▶ **Activity**
What should come back is the data below, word for word, minus any picture.

• • • • • • •

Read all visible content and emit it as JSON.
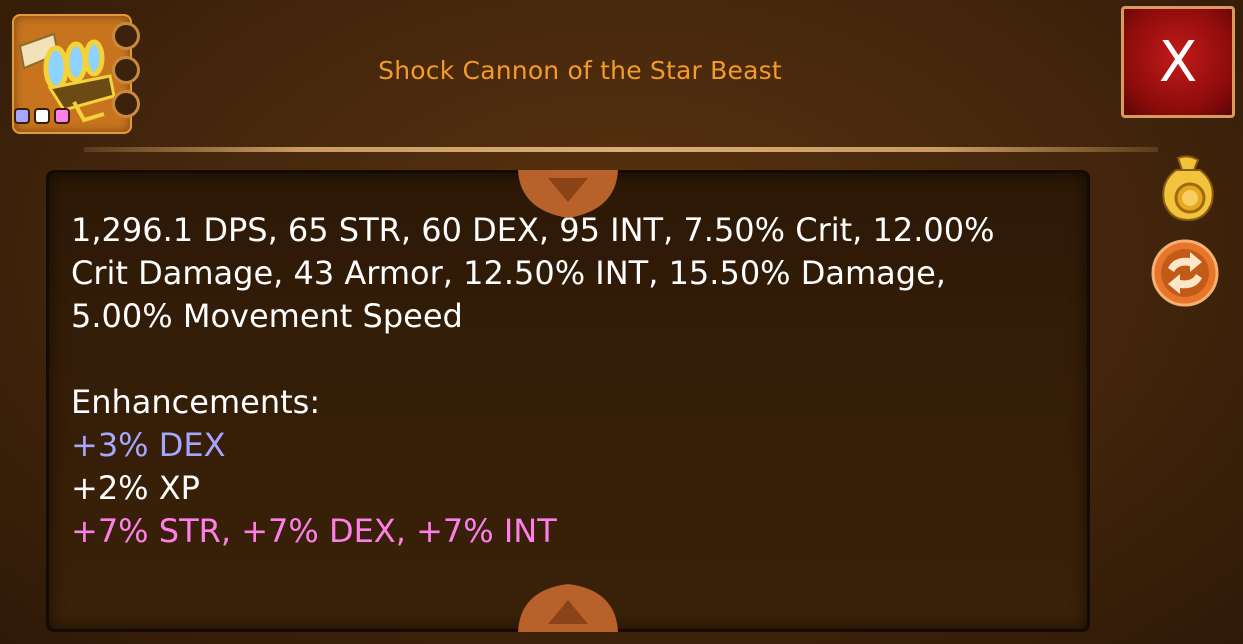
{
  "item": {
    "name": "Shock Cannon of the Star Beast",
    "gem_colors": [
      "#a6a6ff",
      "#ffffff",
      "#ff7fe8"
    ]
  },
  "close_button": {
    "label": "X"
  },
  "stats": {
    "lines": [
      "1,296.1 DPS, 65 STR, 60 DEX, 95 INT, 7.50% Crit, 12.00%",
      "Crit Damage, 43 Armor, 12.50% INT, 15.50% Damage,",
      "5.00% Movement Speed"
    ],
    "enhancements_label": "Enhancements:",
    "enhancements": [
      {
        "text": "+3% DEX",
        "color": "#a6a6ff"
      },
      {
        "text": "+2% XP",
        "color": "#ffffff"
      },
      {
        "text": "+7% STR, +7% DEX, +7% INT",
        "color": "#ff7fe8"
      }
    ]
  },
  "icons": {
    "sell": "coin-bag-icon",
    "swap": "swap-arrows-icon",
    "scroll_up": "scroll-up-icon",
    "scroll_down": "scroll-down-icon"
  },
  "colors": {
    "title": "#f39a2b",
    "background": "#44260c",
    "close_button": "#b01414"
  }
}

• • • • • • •

▶ **Reply to the task**
Read all visible content and emit it as JSON.
{
  "item": {
    "name": "Shock Cannon of the Star Beast",
    "gem_colors": [
      "#a6a6ff",
      "#ffffff",
      "#ff7fe8"
    ]
  },
  "close_button": {
    "label": "X"
  },
  "stats": {
    "lines": [
      "1,296.1 DPS, 65 STR, 60 DEX, 95 INT, 7.50% Crit, 12.00%",
      "Crit Damage, 43 Armor, 12.50% INT, 15.50% Damage,",
      "5.00% Movement Speed"
    ],
    "enhancements_label": "Enhancements:",
    "enhancements": [
      {
        "text": "+3% DEX",
        "color": "#a6a6ff"
      },
      {
        "text": "+2% XP",
        "color": "#ffffff"
      },
      {
        "text": "+7% STR, +7% DEX, +7% INT",
        "color": "#ff7fe8"
      }
    ]
  },
  "icons": {
    "sell": "coin-bag-icon",
    "swap": "swap-arrows-icon",
    "scroll_up": "scroll-up-icon",
    "scroll_down": "scroll-down-icon"
  },
  "colors": {
    "title": "#f39a2b",
    "background": "#44260c",
    "close_button": "#b01414"
  }
}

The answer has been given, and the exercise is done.